    Sector V: FM 335 to FM 337 in Camp Wood Ė 34 miles
    Sector VI: FM 337 from Camp Wood to Leakey Ė 21 miles
    Total length: about 132 miles. Total time: about 4.5 hours. Total turns: lots and lots.

    Credit goes to Jeremy aka BlackBetty for this awesome article.
    Comments 13 Comments
    1. 2Slow's Avatar
      I loved it! So much imagery. Brings to mind my trip through the Blue Ridge Parkway, the Tail of the Dragon, and hauling butt on US 6 through the mountains in the middle of the night in Utah (and many other less traveled but just as exciting roads out in the American West). Luckily for me, my wife loved it and doesn't get carsick (unlike me, who does get carsick even as the driver). Post more!
    1. nyckid's Avatar
      Awesome write up Jeremy! This looks like a very fun cruise you have. The scenery looks spectacular. Something that you don't see in Houston at all. Makes me wish we had hills and mountains to look at while we drive. Everything is just flat and boring here.

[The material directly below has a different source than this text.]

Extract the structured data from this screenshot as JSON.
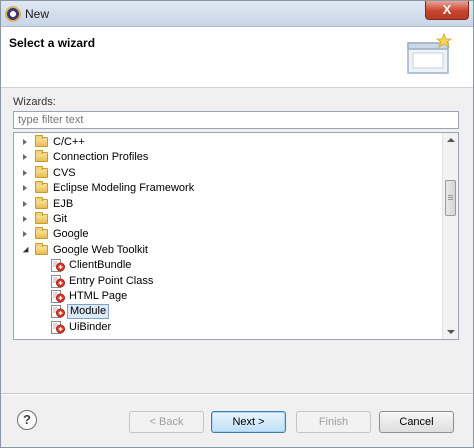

    1. Black Betty's Avatar
      It's a fantastic place for a full weekend meet/cruise for SGS.
    1. FlSHRFun's Avatar
      Great blog, Jeremy!
      A cruise on this route sounds like a ton of fun!
    1. Black Betty's Avatar
      Quote Originally Posted by FlSHRFun View Post
      Great blog, Jeremy!
      A cruise on this route sounds like a ton of fun!
      So when are we going?
    1. InvaderXin's Avatar
      When you get your supercharge or TT kit.
    1. Black Betty's Avatar
      Quote Originally Posted by InvaderXin View Post
      When you get your supercharge or TT kit.
      Uh, I really wont need any FI creeping around blind mountain road hairpins at 15 mph.
    1. InvaderXin's Avatar
      Stop being afraid and drift around them canyons. That's what DK would do.
    1. icfp1980's Avatar
      Just read this. Sounds awesome Jeremy. Wow
    1. Black Betty's Avatar
      That's where we will be cruising on Saturday at NISMO Firsta in April. It's so much fun.
    1. WARAT's Avatar
      Wow. And I thought Austin is the only place with good twistiea. Nice write up J.
    1. Black Betty's Avatar
      Quote Originally Posted by WARAT View Post
      Wow. And I thought Austin is the only place with good twistiea. Nice write up J.
      This leaves the hiils and curves around Austin in the dust. Way in the dust.
    1. Black Betty's Avatar
      NISMO Fiesta this past weekend was the first chance I've had to go back and drive this cruise again. It was just as much fun as I remember. Even more so as this time I was able to go with a large group of friends and fellow Nissan/Infiniti enthusiasts. This time I traveled the loop in the opposite direction (clockwise) that I did last time. Every bit as much fun. Thanks to everyone in our group that made it fun.